A clear-cut majority of swing-state voters agreed in a recent Quinnipiac poll: Pope Francis was right to call on the world to do more to address climate change. There is, however, a deep divide along party lines – Democrats and Republicans split on the topic by a margin of more than 40 percent in every state polled.
Overall, 62 percent of voters polled in Colorado, 65 percent in Iowa, and 64 percent in Virginia said they supported the pope’s encyclical on climate change. It’s likely more than a coincidence that those percentages matched up almost identically with the percentage of voters that Quinnipiac found accept the scientific consensus on human-caused climate change.
But broken down by party, the gap was stark. In Colorado, for example, 93 percent of Democrats agreed with the pope’s climate message, but only 38 percent of Republicans.
Other polling by Gallup released this week shows that the pope’s favorability rating among Americans dropped from 76 percent in February 2014 to 59 percent this month. He said a lot of things during that time that could rub conservatives the wrong way, including embracing aspects of evolution. But his strongest campaign yet, which has come to the fore in recent months, is for action on climate change. It got the angrier aspects of the Republican base worked up; Rush Limbaugh labeled the encyclical a “Marxist climate rant.” Francis’ unfavorability rating increased from 9 percent in 2014 to 16 percent this month, according to Gallup.
The pope is not a politician, so he doesn’t really have to worry about polls. But in theory, his encyclical and other pro-climate-action stances by Christian groups have the power to make inroads with conservatives who are more likely to put the opinions of their faith leaders over those of both scientists and politicians. That, at least, is what many climate hawks have hoped — but the party split observed by the Quinnipiac folks raises questions about whether that will work.
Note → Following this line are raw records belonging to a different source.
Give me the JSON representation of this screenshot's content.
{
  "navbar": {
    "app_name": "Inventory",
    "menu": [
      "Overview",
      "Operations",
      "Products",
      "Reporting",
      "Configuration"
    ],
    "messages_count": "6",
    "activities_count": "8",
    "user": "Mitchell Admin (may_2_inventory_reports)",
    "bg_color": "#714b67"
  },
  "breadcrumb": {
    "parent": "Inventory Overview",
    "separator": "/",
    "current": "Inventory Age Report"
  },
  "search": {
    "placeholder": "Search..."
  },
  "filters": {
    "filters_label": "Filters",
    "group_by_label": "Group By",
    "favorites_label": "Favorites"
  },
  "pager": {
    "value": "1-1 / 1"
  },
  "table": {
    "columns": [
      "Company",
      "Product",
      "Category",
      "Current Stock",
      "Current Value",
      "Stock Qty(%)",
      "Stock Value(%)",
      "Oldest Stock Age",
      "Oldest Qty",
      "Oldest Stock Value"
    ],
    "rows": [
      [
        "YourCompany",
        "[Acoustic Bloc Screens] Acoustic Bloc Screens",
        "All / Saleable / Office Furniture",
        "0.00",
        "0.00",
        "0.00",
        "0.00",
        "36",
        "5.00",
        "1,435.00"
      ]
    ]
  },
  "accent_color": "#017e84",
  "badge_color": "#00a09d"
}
The pope is coming to the U.S. in September to speak before Congress and tour the Northeast. That could put some Catholic climate deniers in a tricky spot, especially prominent Republican ones. Don’t bet on that visit mending the gap between Republicans’ and Democrats’ views of his activism.